Yesterday I got crushed by a chipper. It took me 78 minutes to complete a workout I had once completed in only 48 minutes. It was a soul-crushing defeat. It was a miserable suffer fest. It left me feeling physically wrecked. But not emotionally. My first thought was “good job getting that one done”. In rounds 3 and 4 I felt terribly nauseous and light headed, the urge to stop was powerful and with another class to coach looming my time was running short. I could have made an excuse, tapped out early and hit the shower. I didn’t. Even when it was clear my score was going to be by 22 minutes my worst ever on this WOD, I determined to get it done and not in any haphazard way either. I clung to my commitment to complete the heavy KB Swings unbroken each round. Broke the GHD Sit Ups into just two sets per round and kept the K2E to 3 sets per round despite fatigue. I did not allow fatigue or disappointment to take me out of my plan. I controlled what I could control. You cannot always control the outcome but you can control getting it done and sticking to your plan. That was the win inside the devastating loss.
Once work was done I returned home physically exhausted. With Sprite and Shades covering the evening classes I could have called it a day, and taken a much deserved break to let my tired body fully recover. But I had booked to attend at 5pm to do my second WOD of the day. My body didn’t feel up to it so I went early and spent 30 minutes before class doing my Original Strength resets to help restore my central nervous system and loosen my stiff muscles.

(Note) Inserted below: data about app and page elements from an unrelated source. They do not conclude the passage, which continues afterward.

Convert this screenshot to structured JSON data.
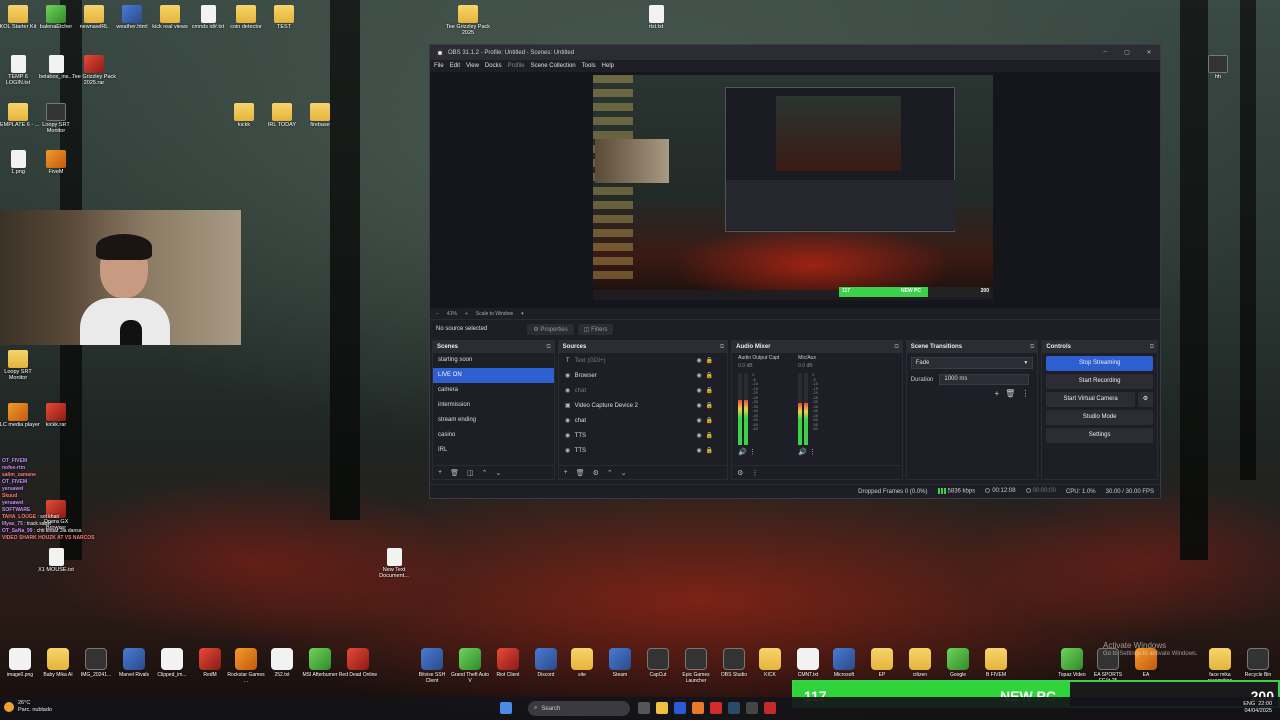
{
  "desktop_icons": [
    {
      "label": "KOL Starter Kit",
      "kind": "folder"
    },
    {
      "label": "balenaEtcher",
      "kind": "green"
    },
    {
      "label": "newnawIRL",
      "kind": "folder"
    },
    {
      "label": "weather.html",
      "kind": "app"
    },
    {
      "label": "kick real views",
      "kind": "folder"
    },
    {
      "label": "cmnds id#.txt",
      "kind": "file"
    },
    {
      "label": "coin detector",
      "kind": "folder"
    },
    {
      "label": "TEST",
      "kind": "folder"
    },
    {
      "label": "Tee Grizzley Pack 2025",
      "kind": "folder"
    },
    {
      "label": "rtsl.txt",
      "kind": "file"
    },
    {
      "label": "TEMP 6 LOGIN.txt",
      "kind": "file"
    },
    {
      "label": "belabox_ins...",
      "kind": "file"
    },
    {
      "label": "Tee Grizzley Pack 2025.rar",
      "kind": "red"
    },
    {
      "label": "hh",
      "kind": "dark"
    },
    {
      "label": "TEMPLATE 6 - ...",
      "kind": "folder"
    },
    {
      "label": "Loopy SRT Monitor",
      "kind": "dark"
    },
    {
      "label": "kickk",
      "kind": "folder"
    },
    {
      "label": "IRL TODAY",
      "kind": "folder"
    },
    {
      "label": "firebase",
      "kind": "folder"
    },
    {
      "label": "1.png",
      "kind": "file"
    },
    {
      "label": "FiveM",
      "kind": "orange"
    },
    {
      "label": "Loopy SRT Monitor",
      "kind": "folder"
    },
    {
      "label": "VLC media player",
      "kind": "orange"
    },
    {
      "label": "kickk.rar",
      "kind": "red"
    },
    {
      "label": "Opera GX Browser",
      "kind": "red"
    },
    {
      "label": "X1 MOUSE.txt",
      "kind": "file"
    },
    {
      "label": "New Text Document...",
      "kind": "file"
    }
  ],
  "chat": [
    {
      "user": "OT_FIVEM",
      "msg": ""
    },
    {
      "user": "nofee-rtm",
      "msg": ""
    },
    {
      "user": "salim_zamane",
      "msg": ""
    },
    {
      "user": "OT_FIVEM",
      "msg": ""
    },
    {
      "user": "yeruawel",
      "msg": ""
    },
    {
      "user": "Skuud",
      "msg": ""
    },
    {
      "user": "yeruawel",
      "msg": ""
    },
    {
      "user": "SOFTWARE",
      "msg": ""
    },
    {
      "user": "TAHA_LOUGE",
      "msg": "sot khari"
    },
    {
      "user": "Illyas_75",
      "msg": "track sabiri"
    },
    {
      "user": "OT_SaNa_99",
      "msg": "chti khbar 3la dansa"
    },
    {
      "user": "VIDEO SHARK HOUZK AT VS NARCOS",
      "msg": ""
    }
  ],
  "obs": {
    "title": "OBS 31.1.2 - Profile: Untitled - Scenes: Untitled",
    "window_buttons": [
      "–",
      "▢",
      "✕"
    ],
    "menu": [
      "File",
      "Edit",
      "View",
      "Docks",
      "Profile",
      "Scene Collection",
      "Tools",
      "Help"
    ],
    "zoom": "41%",
    "scale_mode": "Scale to Window",
    "no_source": "No source selected",
    "properties": "Properties",
    "filters": "Filters",
    "preview_overlay_left": "117",
    "preview_overlay_mid": "NEW PC",
    "preview_overlay_right": "200",
    "preview_overlay_fraction": 0.585,
    "scenes": {
      "title": "Scenes",
      "items": [
        "starting soon",
        "LIVE ON",
        "camera",
        "intermission",
        "stream ending",
        "casino",
        "IRL"
      ],
      "active_index": 1
    },
    "sources": {
      "title": "Sources",
      "items": [
        {
          "label": "Text (GDI+)",
          "icon": "T",
          "dim": true
        },
        {
          "label": "Browser",
          "icon": "◉",
          "dim": false
        },
        {
          "label": "chat",
          "icon": "◉",
          "dim": true
        },
        {
          "label": "Video Capture Device 2",
          "icon": "▣",
          "dim": false
        },
        {
          "label": "chat",
          "icon": "◉",
          "dim": false
        },
        {
          "label": "TTS",
          "icon": "◉",
          "dim": false
        },
        {
          "label": "TTS",
          "icon": "◉",
          "dim": false
        }
      ]
    },
    "mixer": {
      "title": "Audio Mixer",
      "channels": [
        {
          "name": "Audio Output Capt",
          "db": "0.0 dB",
          "level": 0.62
        },
        {
          "name": "Mic/Aux",
          "db": "0.0 dB",
          "level": 0.58
        }
      ],
      "scale": [
        "0",
        "-5",
        "-10",
        "-15",
        "-20",
        "-25",
        "-30",
        "-35",
        "-40",
        "-45",
        "-50",
        "-55",
        "-60"
      ]
    },
    "transitions": {
      "title": "Scene Transitions",
      "type": "Fade",
      "duration_label": "Duration",
      "duration": "1000 ms"
    },
    "controls": {
      "title": "Controls",
      "stop_streaming": "Stop Streaming",
      "start_recording": "Start Recording",
      "start_virtual_camera": "Start Virtual Camera",
      "studio_mode": "Studio Mode",
      "settings": "Settings"
    },
    "status": {
      "dropped": "Dropped Frames 0 (0.0%)",
      "bitrate": "5836 kbps",
      "stream_time": "00:12:08",
      "rec_time": "00:00:00",
      "cpu": "CPU: 1.0%",
      "fps": "30.00 / 30.00 FPS"
    }
  },
  "shortcuts": [
    {
      "label": "image0.png",
      "kind": "file"
    },
    {
      "label": "Baby Mika AI",
      "kind": "folder"
    },
    {
      "label": "IMG_20241...",
      "kind": "dark"
    },
    {
      "label": "Marvel Rivals",
      "kind": "app"
    },
    {
      "label": "Clipped_im...",
      "kind": "file"
    },
    {
      "label": "RedM",
      "kind": "red"
    },
    {
      "label": "Rockstar Games ...",
      "kind": "orange"
    },
    {
      "label": "252.txt",
      "kind": "file"
    },
    {
      "label": "MSI Afterburner",
      "kind": "green"
    },
    {
      "label": "Red Dead Online",
      "kind": "red"
    },
    {
      "label": "Bitvise SSH Client",
      "kind": "app"
    },
    {
      "label": "Grand Theft Auto V",
      "kind": "green"
    },
    {
      "label": "Riot Client",
      "kind": "red"
    },
    {
      "label": "Discord",
      "kind": "app"
    },
    {
      "label": "site",
      "kind": "folder"
    },
    {
      "label": "Steam",
      "kind": "app"
    },
    {
      "label": "CapCut",
      "kind": "dark"
    },
    {
      "label": "Epic Games Launcher",
      "kind": "dark"
    },
    {
      "label": "OBS Studio",
      "kind": "dark"
    },
    {
      "label": "KICK",
      "kind": "folder"
    },
    {
      "label": "CMNT.txt",
      "kind": "file"
    },
    {
      "label": "Microsoft",
      "kind": "app"
    },
    {
      "label": "EP",
      "kind": "folder"
    },
    {
      "label": "citizen",
      "kind": "folder"
    },
    {
      "label": "Google",
      "kind": "green"
    },
    {
      "label": "B FIVEM",
      "kind": "folder"
    },
    {
      "label": "Topaz Video",
      "kind": "green"
    },
    {
      "label": "EA SPORTS FC™ 25",
      "kind": "dark"
    },
    {
      "label": "EA",
      "kind": "orange"
    },
    {
      "label": "face mika recognition",
      "kind": "folder"
    },
    {
      "label": "Recycle Bin",
      "kind": "dark"
    }
  ],
  "activate": {
    "title": "Activate Windows",
    "sub": "Go to Settings to activate Windows."
  },
  "overlay": {
    "left": "117",
    "mid": "NEW PC",
    "right": "200",
    "fraction": 0.57
  },
  "taskbar": {
    "temp": "26°C",
    "weather": "Parc. nublado",
    "search_placeholder": "Search",
    "lang": "ENG",
    "time": "22:00",
    "date": "04/04/2025"
  }
}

Exhausted I could have phoned in the next workout a 5×5 hang squat clean for total volume. Considering my fatigue I could have rationalized turning it into a technical lifting day. I didn’t. Instead I went for it and aimed for my max. At the CanWest Games I missed a set of 3 at 185lbs twice when my grip gave out. So I started at 185lbs. It was really hard but I did it. It would have been reasonable to stay there and do all the sets at 185lbs. I almost did. But as I sat there between sets and looked at the bar I asked myself if I truly believed 185lbs was really my 5 rep max. I didn’t. So I added 5lbs. The first set at 190lbs was rough, I almost missed it. But I didn’t. I wondered if I should go back down on the next set. But I reasoned if I could do it once, I could do it again. And I did. The second time went better. In sets 4 and 5 fatigue was setting in and they became very challenging but by now my mind was set and I knew I could do it even if my body was doubting it. And my mind won.
10 hours earlier my workout crushed me. It could have left me crushed for the day. But there is nothing like a dose of adversity to fire me up. I refuse to be beat. I came back at night and this time I crushed the workout. And rediscovered some of the fire that has been missing from my training lately.
We all need adversity. I need it and you need it. Adversity isn’t an obstacle to be overcome, it is the fuel that will get you to the next level. Getting crushed by Monday morning’s workout was the best thing that could happen to me. It was what I needed to happen to me. It is the gift I didn’t want but needed.
Famed CrossFit Coach Ben Bergeron points out that most people focus on training ability (strength, skill & conditioning) and strategy (game plan) but his coaching begins with developing the person (character of a champion) and process (maximizing training minutes). His results speak for themselves.
Inside the gym and outside the gym, you can cultivate a champion’s mindset by seeking out adversity, embracing the struggle and reaping the rewards. You aren’t born with a champion’s mindset, you have to earn it. So does everybody else. But most people will do everything they can to avoid the struggle. How about you?
Wednesday Make Up Day
Hang Squat Snatch
5-10-15m Shuttle Sprint
Rest as needed between rounds.
Empower Reset #15
1 min Belly breathing Hands & Knees
30/30 sec Head Nods/rotations
3 mins Frog Rolls
20 Speed Skaters
10 Judo Push Up Rocks
20 Gait Bugs
10 Windshield Wipers
Hands & Knees Box Crawl
Leopard Box Crawl
30 sec Hanging Hold
30 sec Goblet Squat Hold
2 mins Alt KB TGU
400m Double KB Carry AFSAP
2 alt KB TGU for every break taken